  3. 3. Tay Za invited Italian journalist Raimondo Bultrini to interview him at his home in RangoonQ: Don’t you feel disturbed by the poverty, the arrest of dissidents, the selling off of naturalresources?A: Sure, there are problems. We are all human, and we make mistakes. Like your prime minister(Italian PM Silvio Berlusconi), always in trouble over women. Let’s say I agree about 80 per cent withthe way my country is run. The dissidents pay the price of breaking the law, and as for principles,Singapore is not a democracy either because it only has one party. I think that here in Burma a highpercentage of the administration and the armed forces love this country and want to see it grow. Nowwe are much stronger than we were in the past. Besides, the military really is gradually giving way tocivilians. Already, there are civilians heading regional governments rather than the highest-rankingsoldier in the area.Q: Many people say this is just a superficial change.A: However limited you think it is, it is more democratic than a socialist or communist system whereeverything is nationalized. Here, any entrepreneur can come and do business whether there aresanctions or not. I kept on working even when they froze my accounts in Singapore, and I had to turnto banks in China and the Middle East. But I live here and pay my taxes here, as my father taught meto. Years ago, he got furious with me when I foolishly wanted to become a foreign citizen. ‘If you goabroad, all your wealth will make other people richer, not your own’, he said to me.Q: When did you begin your career, which brought you so close to the military regime at sucha young age?A: I started out with nothing and worked 14 hours a day from 1988. That was the year the studentuprising was put down.

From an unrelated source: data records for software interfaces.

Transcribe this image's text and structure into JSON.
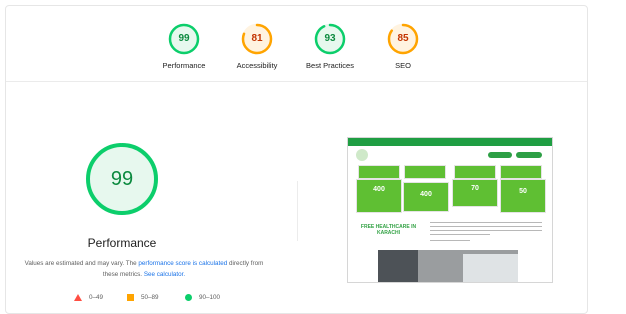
{
  "summary": {
    "gauges": [
      {
        "value": "99",
        "label": "Performance",
        "score": 0.99,
        "color": "#0cce6b",
        "text_color": "#0c8a3f",
        "bg": "#e7f8ee"
      },
      {
        "value": "81",
        "label": "Accessibility",
        "score": 0.81,
        "color": "#ffa400",
        "text_color": "#c33300",
        "bg": "#fff3e0"
      },
      {
        "value": "93",
        "label": "Best Practices",
        "score": 0.93,
        "color": "#0cce6b",
        "text_color": "#0c8a3f",
        "bg": "#e7f8ee"
      },
      {
        "value": "85",
        "label": "SEO",
        "score": 0.85,
        "color": "#ffa400",
        "text_color": "#c33300",
        "bg": "#fff3e0"
      }
    ]
  },
  "main": {
    "score": "99",
    "score_fraction": 0.99,
    "title": "Performance",
    "desc_text_1": "Values are estimated and may vary. The ",
    "desc_link_1": "performance score is calculated",
    "desc_text_2": " directly from these metrics. ",
    "desc_link_2": "See calculator.",
    "legend": [
      {
        "range": "0–49",
        "color": "#ff4e42",
        "shape": "triangle-icon"
      },
      {
        "range": "50–89",
        "color": "#ffa400",
        "shape": "square-icon"
      },
      {
        "range": "90–100",
        "color": "#0cce6b",
        "shape": "circle-icon"
      }
    ]
  },
  "screenshot": {
    "tiles": [
      "400",
      "400",
      "70",
      "50"
    ],
    "heading": "FREE HEALTHCARE IN KARACHI"
  }
}
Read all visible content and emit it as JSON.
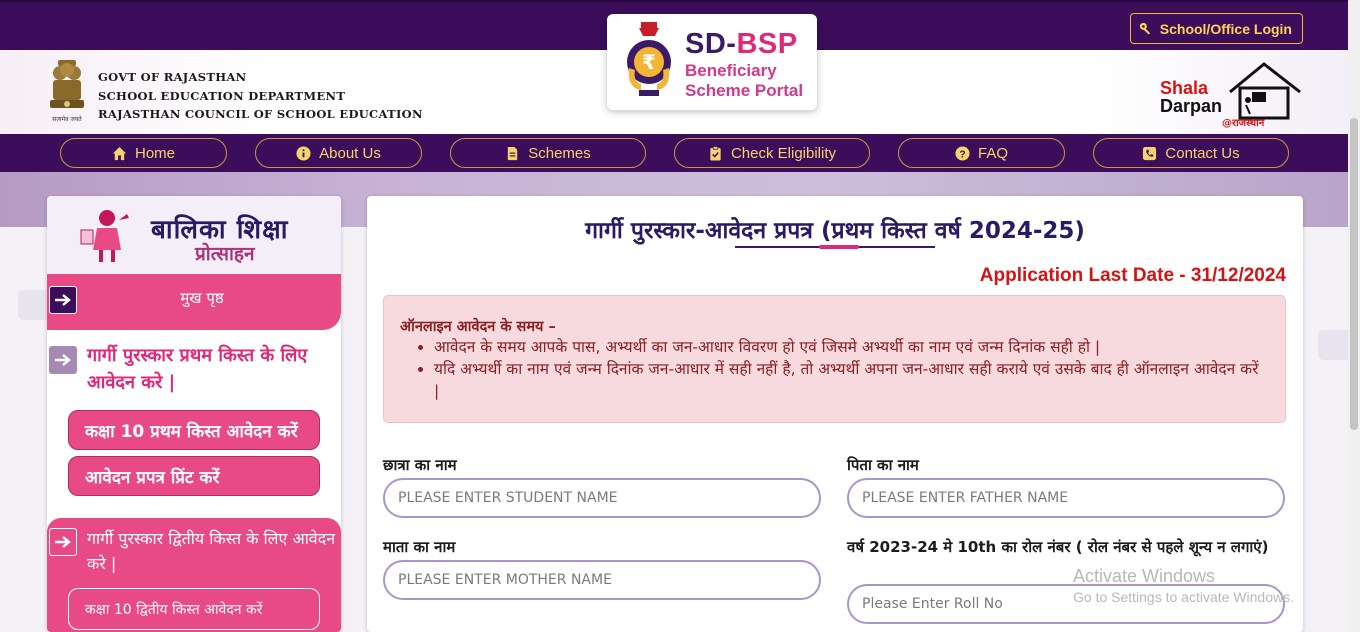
{
  "header": {
    "login_label": "School/Office Login",
    "govt_lines": [
      "GOVT OF RAJASTHAN",
      "SCHOOL EDUCATION DEPARTMENT",
      "RAJASTHAN COUNCIL OF SCHOOL EDUCATION"
    ],
    "emblem_caption": "सत्यमेव जयते",
    "logo": {
      "title_a": "SD-",
      "title_b": "BSP",
      "sub_1": "Beneficiary",
      "sub_2": "Scheme Portal"
    },
    "shala": {
      "line1_a": "Shala",
      "line2": "Darpan",
      "line3": "@राजस्थान"
    }
  },
  "nav": {
    "items": [
      {
        "label": "Home",
        "icon": "home-icon"
      },
      {
        "label": "About Us",
        "icon": "info-icon"
      },
      {
        "label": "Schemes",
        "icon": "document-icon"
      },
      {
        "label": "Check Eligibility",
        "icon": "clipboard-check-icon"
      },
      {
        "label": "FAQ",
        "icon": "question-icon"
      },
      {
        "label": "Contact Us",
        "icon": "phone-icon"
      }
    ]
  },
  "sidebar": {
    "title": "बालिका शिक्षा",
    "subtitle": "प्रोत्साहन",
    "home_label": "मुख पृष्ठ",
    "section1_title": "गार्गी पुरस्कार प्रथम किस्त के लिए आवेदन करे |",
    "section1_buttons": [
      "कक्षा 10 प्रथम किस्त आवेदन करें",
      "आवेदन प्रपत्र प्रिंट करें"
    ],
    "section2_title": "गार्गी पुरस्कार द्वितीय किस्त के लिए आवेदन करे |",
    "section2_button": "कक्षा 10 द्वितीय किस्त आवेदन करें"
  },
  "main": {
    "title": "गार्गी पुरस्कार-आवेदन प्रपत्र (प्रथम किस्त वर्ष 2024-25)",
    "last_date": "Application Last Date - 31/12/2024",
    "alert_head": "ऑनलाइन आवेदन के समय –",
    "alert_items": [
      "आवेदन के समय आपके पास, अभ्यर्थी का जन-आधार विवरण हो एवं जिसमे अभ्यर्थी का नाम एवं जन्म दिनांक सही हो |",
      "यदि अभ्यर्थी का नाम एवं जन्म दिनांक जन-आधार में सही नहीं है, तो अभ्यर्थी अपना जन-आधार सही कराये एवं उसके बाद ही ऑनलाइन आवेदन करें |"
    ],
    "fields": {
      "student_label": "छात्रा का नाम",
      "student_placeholder": "PLEASE ENTER STUDENT NAME",
      "father_label": "पिता का नाम",
      "father_placeholder": "PLEASE ENTER FATHER NAME",
      "mother_label": "माता का नाम",
      "mother_placeholder": "PLEASE ENTER MOTHER NAME",
      "roll_label": "वर्ष 2023-24 मे 10th का रोल नंबर ( रोल नंबर से पहले शून्य न लगाएं)",
      "roll_placeholder": "Please Enter Roll No"
    }
  },
  "watermark": {
    "line1": "Activate Windows",
    "line2": "Go to Settings to activate Windows."
  },
  "colors": {
    "brand_purple": "#3b0d5a",
    "accent_pink": "#e84a86",
    "gold": "#f2b535",
    "deadline_red": "#d41414"
  }
}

It did, however, mark the end of General Ne Win’s socialism. I tried to figureout the opportunities that were opening up and it wasn’t for me to pass judgement on military rule,which had been with us since the time of the monarchy. In the 1990s, everyone was invited to invest,creating a more open economy and Chevron and Total stepped in. That’s what infuriates me aboutthe sanctions. How am I to blame? For becoming a multi-millionaire? I’ve been one since 1996, but tobuy my first concessions I had to sell my house and car and risk every kyat that I had. I can afford toretire now, and I may even do that. That’s why I can speak about all this without thinking about what’sin it for me. I say to the Americans–come and see Myanmar [Burma] and have faith in its opening up,don’t just swallow the nonsense invented by the CIA. There is a race on and, mark my words, wehave resources that are unique in the world. Education is the only thing we lack. Once, our elite usedto study in America and England. Today, all we have are Russian schools.